[App and web page records]
______

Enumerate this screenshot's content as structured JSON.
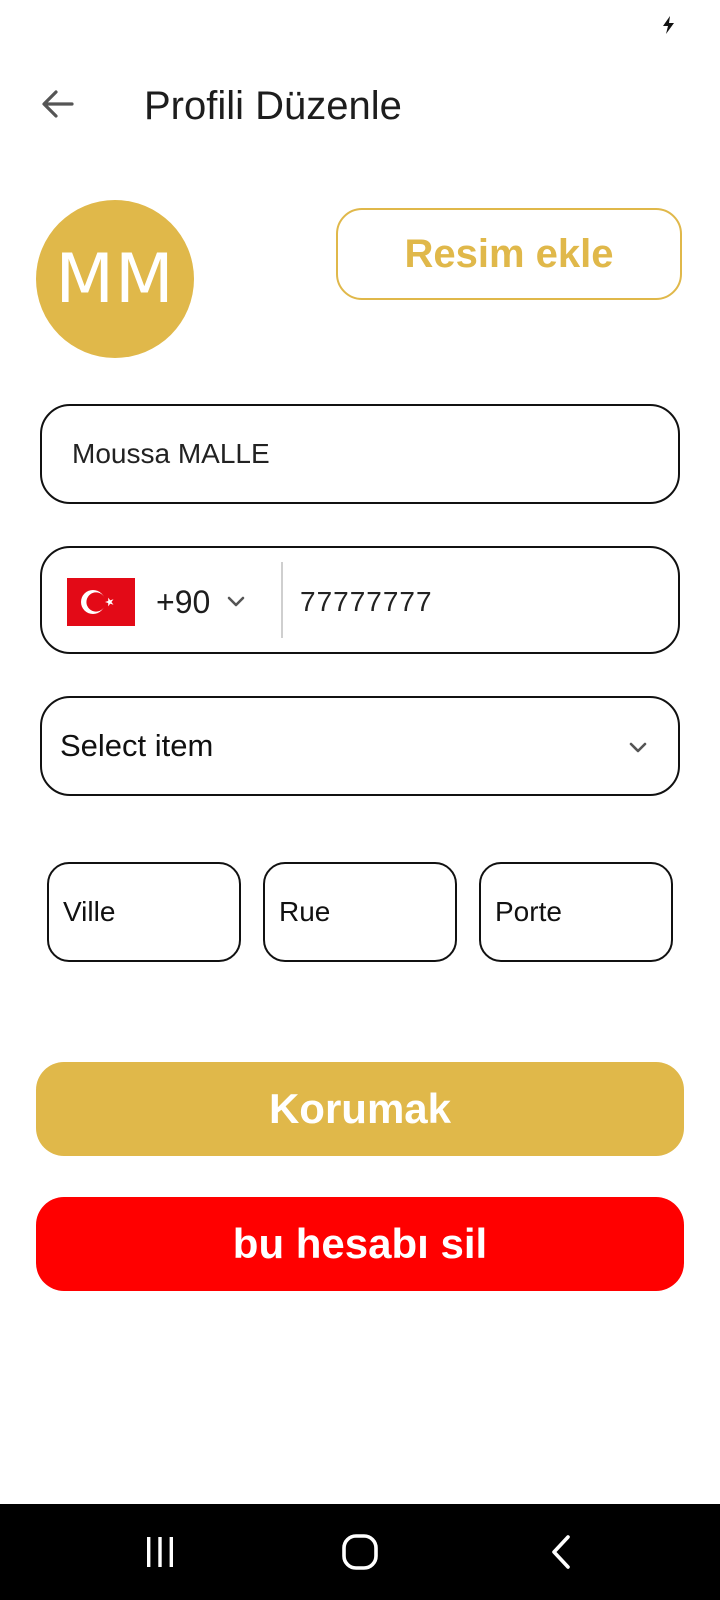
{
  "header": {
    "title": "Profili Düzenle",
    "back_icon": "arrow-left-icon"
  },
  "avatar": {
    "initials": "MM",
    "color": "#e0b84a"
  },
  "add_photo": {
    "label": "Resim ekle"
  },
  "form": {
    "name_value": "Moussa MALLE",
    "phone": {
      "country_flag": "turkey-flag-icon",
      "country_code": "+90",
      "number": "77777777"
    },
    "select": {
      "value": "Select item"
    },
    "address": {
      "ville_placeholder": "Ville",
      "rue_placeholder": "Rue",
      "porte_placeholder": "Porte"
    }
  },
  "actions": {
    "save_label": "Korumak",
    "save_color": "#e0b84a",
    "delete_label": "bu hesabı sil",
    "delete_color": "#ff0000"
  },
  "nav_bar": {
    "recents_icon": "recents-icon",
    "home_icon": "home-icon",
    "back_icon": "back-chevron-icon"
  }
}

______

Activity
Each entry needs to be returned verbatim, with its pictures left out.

Expected answer
Enumerate this screenshot's content as structured JSON.
{
  "header": {
    "title": "Profili Düzenle",
    "back_icon": "arrow-left-icon"
  },
  "avatar": {
    "initials": "MM",
    "color": "#e0b84a"
  },
  "add_photo": {
    "label": "Resim ekle"
  },
  "form": {
    "name_value": "Moussa MALLE",
    "phone": {
      "country_flag": "turkey-flag-icon",
      "country_code": "+90",
      "number": "77777777"
    },
    "select": {
      "value": "Select item"
    },
    "address": {
      "ville_placeholder": "Ville",
      "rue_placeholder": "Rue",
      "porte_placeholder": "Porte"
    }
  },
  "actions": {
    "save_label": "Korumak",
    "save_color": "#e0b84a",
    "delete_label": "bu hesabı sil",
    "delete_color": "#ff0000"
  },
  "nav_bar": {
    "recents_icon": "recents-icon",
    "home_icon": "home-icon",
    "back_icon": "back-chevron-icon"
  }
}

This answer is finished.